Retired Lt. Col. Joseph C. Barto III, founder and president of TMG, Inc., Hampton, outlined the Virginia Values Veterans program to the participants. It encourages smaller businesses to hire veterans, National Guardsmen and Reservists.
"V3 helps make Virginia a model of economic development by creating a Commonwealth-wide approach to leverage proven men and women in its workforce and reduce veteran unemployment," said Barto who is a West Point graduate and deployed in Operation Desert Shield and Storm. While there, he was chief of operations for the 24th Infantry Division (about 25,000 Soldiers).
"We're about educating employers about veterans. It's an economic development issue -- a public and private partnership," said Barto.
He said that since July 2012, V3 has received commitments from 110 Virginia employers to focus on hiring veterans. These businesses with less than 1,000 employees have pledged to fill 4,111 jobs. As of Aug. 19, the companies have hired 2,579 veterans.
"There are about 1 million manufacturing jobs in Virginia and veterans could fill a large number of these. Our target is 40,000 veterans hired and retained for one year," Barto said.
In Virginia, there are 150,000 employers with 1,000 or fewer employees.
Another key goal is to get 1-out-of-3 of all these employers to hire and retain veterans, he said.
"We have many 'sleeper agents' out there who have helped their businesses become veteran friendly and veteran strong," Barto said. "I urge you to become an expert in something -- that's the way to get into a business. This is the first time in your life that you get to pick your boss," which drew applause and laughter from the group.
"There are thousands of opportunities in the private sector, but you want just one job. We want six employers competing to hire a veteran due to their comprehensive skills and training," he continued.
In addition to participating in the leader development training, the Soldiers toured the memorial in four groups led by docents, who are retired Army Soldiers and Marines.
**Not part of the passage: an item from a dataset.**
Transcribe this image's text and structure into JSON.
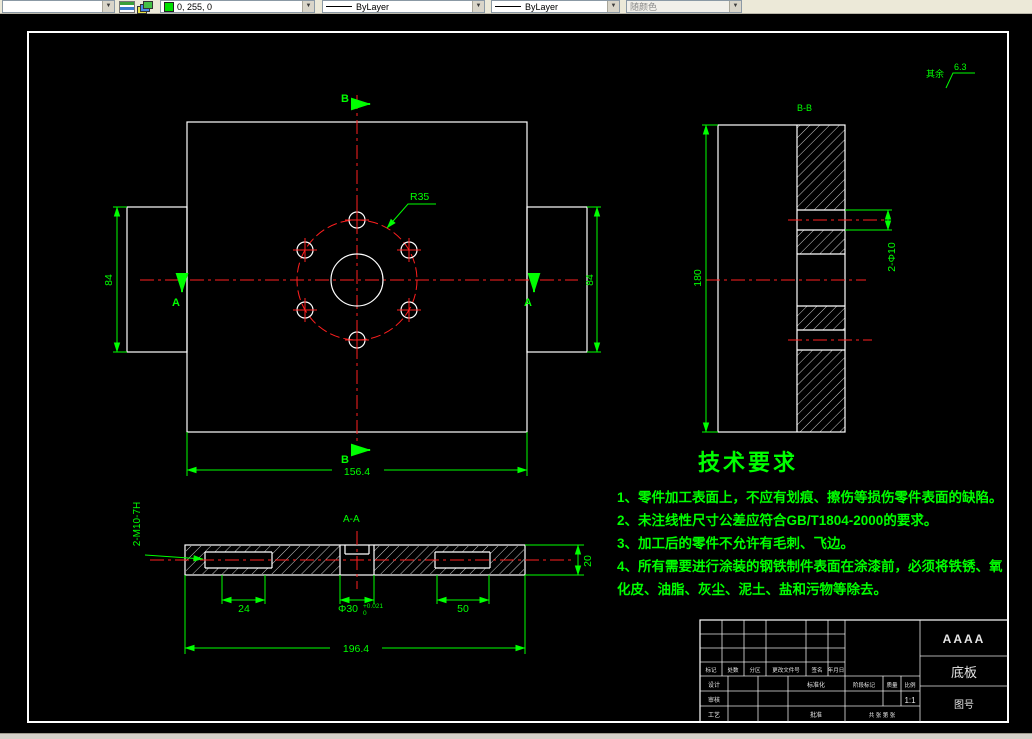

The memorial is the Commonwealth of Virginia's monument to honor the memory of Virginia's men and women who demonstrated a willingness to serve and fight.
The one-hour tour included all exhibits and viewing several oral history films that tell the stories of men and women who served in many wars and a near virtual reality film.
They also had time to reflect in the Shrine of Memory, which has nearly 12,000 names of Virginians who died in conflict engraved on the glass and stone walls.